It took all my strength to sit there, my own Fibromyalgia flaring up that specific day, and not defensively scream out “YOU HAVE NO IDEA WHAT IT IS LIKE” as they discussed how it is obvious to them that she’s facing something that must be causing her some form of pain.  Instead I sat there, sandwiched between the two having this conversation and attempted to remind myself that looking engaged in the conversation without scowling would be the proper response any normal human being should have.  I can see their concerns with the stress it puts on an area when this person is absent, trust me.  I know how hard it must be for the person who is left to handle an area all by themselves due to having no one to assist.  All of that I can acknowledge and I agree with from a business point of view, but deep down the side of me that battles the same chronic disorder finds it torturous to hear people speak like this.

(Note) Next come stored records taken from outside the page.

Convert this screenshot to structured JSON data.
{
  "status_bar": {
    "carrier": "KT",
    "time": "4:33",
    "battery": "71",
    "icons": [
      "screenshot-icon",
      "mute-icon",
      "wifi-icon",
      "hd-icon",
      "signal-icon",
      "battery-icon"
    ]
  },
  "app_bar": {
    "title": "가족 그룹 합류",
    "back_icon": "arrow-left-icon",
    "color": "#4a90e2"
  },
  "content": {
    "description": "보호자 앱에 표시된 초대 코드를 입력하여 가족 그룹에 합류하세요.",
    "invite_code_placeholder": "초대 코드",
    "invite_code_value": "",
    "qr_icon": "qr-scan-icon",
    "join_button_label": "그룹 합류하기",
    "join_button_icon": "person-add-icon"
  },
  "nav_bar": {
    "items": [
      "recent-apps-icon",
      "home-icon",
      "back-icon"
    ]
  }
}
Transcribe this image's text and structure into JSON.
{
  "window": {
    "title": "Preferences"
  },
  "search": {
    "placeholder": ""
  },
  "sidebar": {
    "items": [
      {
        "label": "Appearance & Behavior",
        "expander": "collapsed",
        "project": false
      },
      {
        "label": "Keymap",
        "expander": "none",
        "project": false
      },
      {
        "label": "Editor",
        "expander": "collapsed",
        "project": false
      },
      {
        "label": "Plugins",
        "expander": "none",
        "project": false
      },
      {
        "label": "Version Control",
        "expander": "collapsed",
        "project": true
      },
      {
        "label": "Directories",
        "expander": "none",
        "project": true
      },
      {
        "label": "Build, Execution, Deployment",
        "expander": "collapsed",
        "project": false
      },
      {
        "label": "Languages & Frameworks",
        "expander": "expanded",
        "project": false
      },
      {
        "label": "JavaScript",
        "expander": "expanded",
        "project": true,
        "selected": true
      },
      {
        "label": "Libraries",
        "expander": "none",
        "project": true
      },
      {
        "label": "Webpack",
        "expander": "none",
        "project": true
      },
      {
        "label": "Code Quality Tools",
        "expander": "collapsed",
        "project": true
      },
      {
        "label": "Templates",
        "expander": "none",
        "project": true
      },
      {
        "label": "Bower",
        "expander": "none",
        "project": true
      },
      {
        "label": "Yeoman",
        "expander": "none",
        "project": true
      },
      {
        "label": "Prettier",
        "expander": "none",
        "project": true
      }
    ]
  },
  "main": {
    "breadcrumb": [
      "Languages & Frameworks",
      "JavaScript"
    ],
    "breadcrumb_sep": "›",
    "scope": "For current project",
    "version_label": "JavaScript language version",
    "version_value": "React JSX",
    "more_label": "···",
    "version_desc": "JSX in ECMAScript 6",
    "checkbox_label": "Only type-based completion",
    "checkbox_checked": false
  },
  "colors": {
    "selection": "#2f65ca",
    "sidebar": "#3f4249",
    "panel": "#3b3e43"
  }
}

We embrace those who are different where I am employed.  Skin color, sexual preference and weird quirky traits are not only supported but something that makes you unique in a good way.  Yet there I sat at lunch with two extraordinarily open minded coworkers stunned to hear them speaking about how if a colleague was going to be absent so much maybe it was time for them to consider leaving their job.  It immediately reminded me why I don’t walk around announcing what I’m battling and now I can see why the person they were discussing doesn’t either.  I couldn’t help but wonder if I allowed myself to nurse the pain when it’s almost completely incapacitating some days.  Is this how they would be speaking about me?  If I didn’t have a stubborn attitude and push myself far past what I know is best for me some days, would I be the one they were suggesting consider leaving my job?

Some days allow us to still be our old self.

Some days allow us to still be our old self.

On the other hand, if the colleague was battling a different chronic disease that was more acceptable to talk about (such as extreme asthma, cardiac failure, diabetes, epilepsy or multiple sclerosis just to name a few) would they be sitting there having this same discussion?  I don’t think any of those I listed above would have prompted this conversation among them.  Somehow my gut tells me that instead of expressing their thoughts on this colleague giving up their job they would have spoken about the absences in more of a “how sad they are absent again” type of way.  The discussion would be more about how difficult it must be to face that type of a struggle as long as it wasn’t something that impacted the safety of those surrounding them in their job.

Knowing it wasn’t my place to admit what this other person faces, I kept my mouth shut and just soaked up what I was hearing.  I choked down my defensive anger that was quickly rising and reminded myself that not everyone understands how to handle those with chronic disorders despite how open-minded they might be.  I know that there are many out there facing Fibromyalgia to a much worse degree daily than I sometimes do.  I realize that the strength of my personality to not surrender to the card I’ve been dealt has to go hand-in-hand with having to keep my mouth shut, most of the time, so people judge me by my work ethic and not my chronic disease.

My theory has always been the following: I won’t deny what I’m facing if asked, but I’m not offering up the information so that someone has a chance to make a preconceived notion about how what I face might affect how I am as an employee.  I’ve found that when people do find out they are shocked after seeing how I operate when in action at work.  Likewise, it means there’s not a single day when I can allow myself to throw a pity party or slack off due to the pain because in the eyes of others I’m just a normal gal who has no reason to be lazy.

If you enjoyed this post, make sure you subscribe to my RSS feed!

What do you have to say about all of this?